By now the pair had raced past the half-century mark and were rushing towards the triple figures like an out-of-control freight train.
Cook looked to be at a loss of words of what he was witnessing as Kulasekara also brought up his own half-century.
Sangakkara sealed the deal with a pull shot that reached the boundary to give Sri Lanka an emphatic seven-wicket victory.
Sangakkara remained unbeaten on 134 off 135 balls, while Kulasekara had also played a gem of an innings, scoring 58 runs off 38 deliveries, which included five boundaries and three maximums.

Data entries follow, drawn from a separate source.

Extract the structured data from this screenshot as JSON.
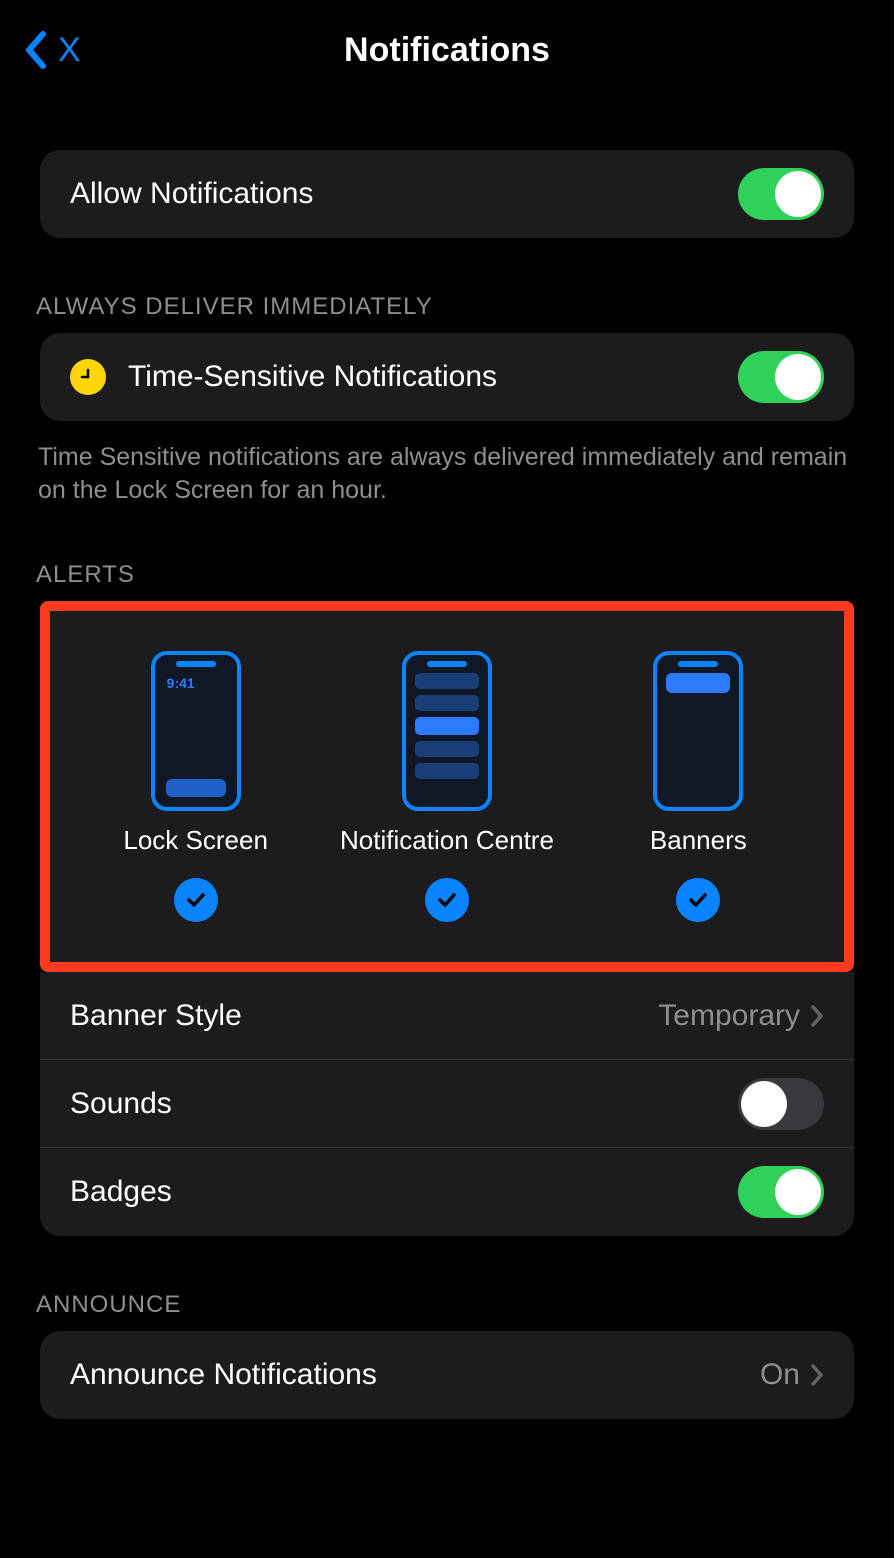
{
  "nav": {
    "back_label": "X",
    "title": "Notifications"
  },
  "allow": {
    "label": "Allow Notifications",
    "on": true
  },
  "always_deliver": {
    "header": "ALWAYS DELIVER IMMEDIATELY",
    "time_sensitive_label": "Time-Sensitive Notifications",
    "time_sensitive_on": true,
    "footer": "Time Sensitive notifications are always delivered immediately and remain on the Lock Screen for an hour."
  },
  "alerts": {
    "header": "ALERTS",
    "options": [
      {
        "label": "Lock Screen",
        "checked": true,
        "time": "9:41"
      },
      {
        "label": "Notification Centre",
        "checked": true
      },
      {
        "label": "Banners",
        "checked": true
      }
    ],
    "banner_style_label": "Banner Style",
    "banner_style_value": "Temporary",
    "sounds_label": "Sounds",
    "sounds_on": false,
    "badges_label": "Badges",
    "badges_on": true
  },
  "announce": {
    "header": "ANNOUNCE",
    "label": "Announce Notifications",
    "value": "On"
  },
  "colors": {
    "accent_blue": "#0a84ff",
    "toggle_green": "#30d158",
    "highlight_red": "#ff3a1f",
    "clock_yellow": "#ffd60a",
    "cell_bg": "#1c1c1e",
    "text_secondary": "#8e8e93"
  }
}
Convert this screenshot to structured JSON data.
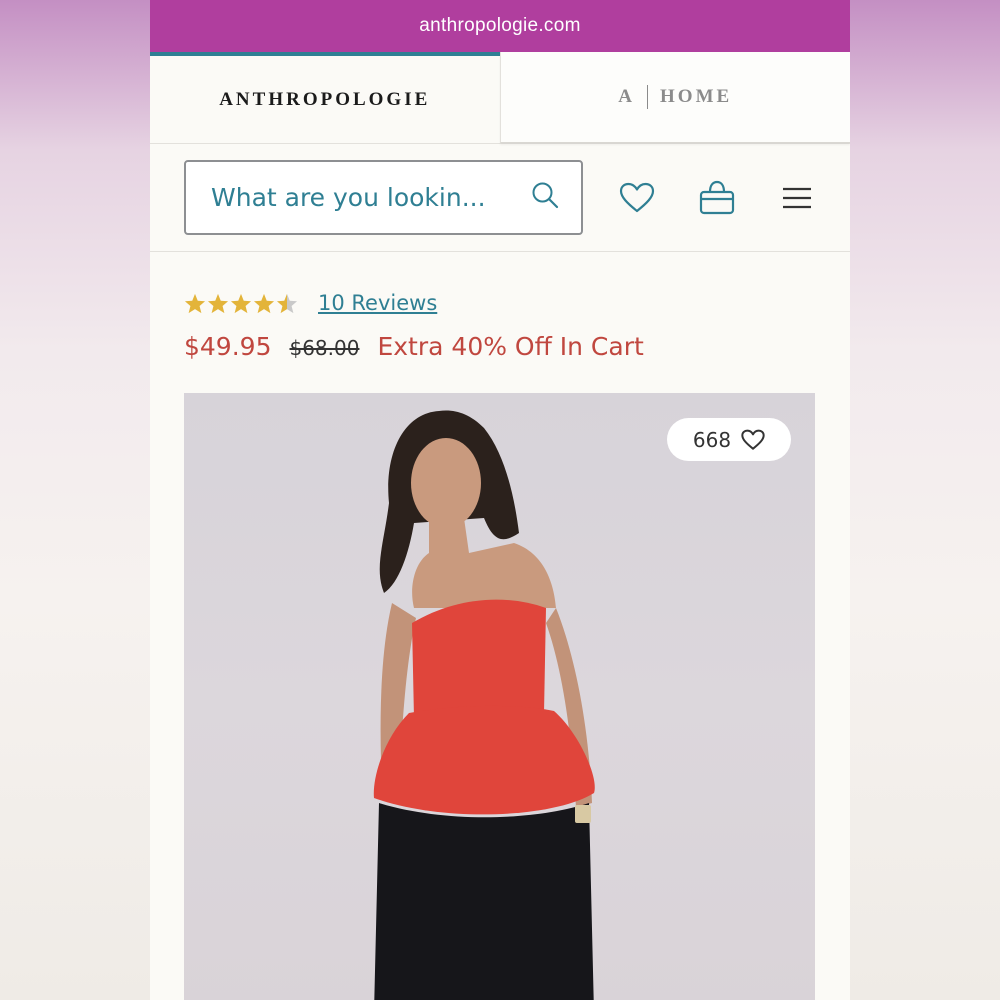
{
  "browser": {
    "url": "anthropologie.com"
  },
  "tabs": [
    {
      "label": "ANTHROPOLOGIE"
    },
    {
      "label_a": "A",
      "label_home": "HOME"
    }
  ],
  "search": {
    "placeholder": "What are you lookin..."
  },
  "header_icons": [
    "heart-icon",
    "shopping-bag-icon",
    "menu-icon"
  ],
  "product": {
    "rating": 4.5,
    "reviews_label": "10 Reviews",
    "price": "$49.95",
    "original_price": "$68.00",
    "promo": "Extra 40% Off In Cart",
    "like_count": "668"
  },
  "colors": {
    "url_bar": "#b03e9e",
    "accent_teal": "#2f7f93",
    "sale_red": "#c0473f",
    "star_gold": "#e3b43a"
  }
}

Anderson and Swann were the only two England bowlers to take wickets as the former finished with two and the latter with one.
Cook was definitely disappointed at having lost the match, but praised Sangakkara’s century and Sri Lanka’s outstanding run chase.
“Obviously that was an outstanding hundred, any time you chase 300 someone has to play well,” he said. “The pitch quickened up but sometimes you have to say credit where it’s due. The rate was always seven, we could have taken a couple more wickets but they played well. It was very hard to get the ball to reverse swing and it was changed after 21 overs. I thought 300 was about par – my innings, I couldn’t quite get it away, if you add another 20 runs on that would probably have been enough. We knew we’d have to win one of these two game, hopefully we’ll come back strongly at Cardiff.”
Mathews noted that the win was much-needed for Sri Lanka as it provided them with a newfound confidence that had been lacking in their narrow loss to New Zealand.
“We needed that, to be honest, we started confidently and the bowlers were really good in the middle overs, we just had one go for 20 runs near the end,” Mathews said. “Sanga batted really well, it’s great to have a player like that at number three. We had a chat at the break with the batters, thought it might swing and seam a little but the pitch played really well. The management decided [to promote Kula], he’s been batting really well and it paid off. The last game we were rusty, in the field missing catches but we can keep improving.”
Sangakkara was the obvious choice for the Man of the Match award, and he said: “I was pretty happy about it, we had to play well at the start, see off Jimmy Anderson but Mahela played really well and we got on top of it. [Kulasekara’s innings] took the pressure off and those two overs, off Swann and Broad, were decisive. That’s the Champions Trophy for you, the pressure is on, players aspire to play in it, I’m pleased to have done well today. We’ve got to win another one, the Aussies are a tough outfit so we’ll have to prepare well.”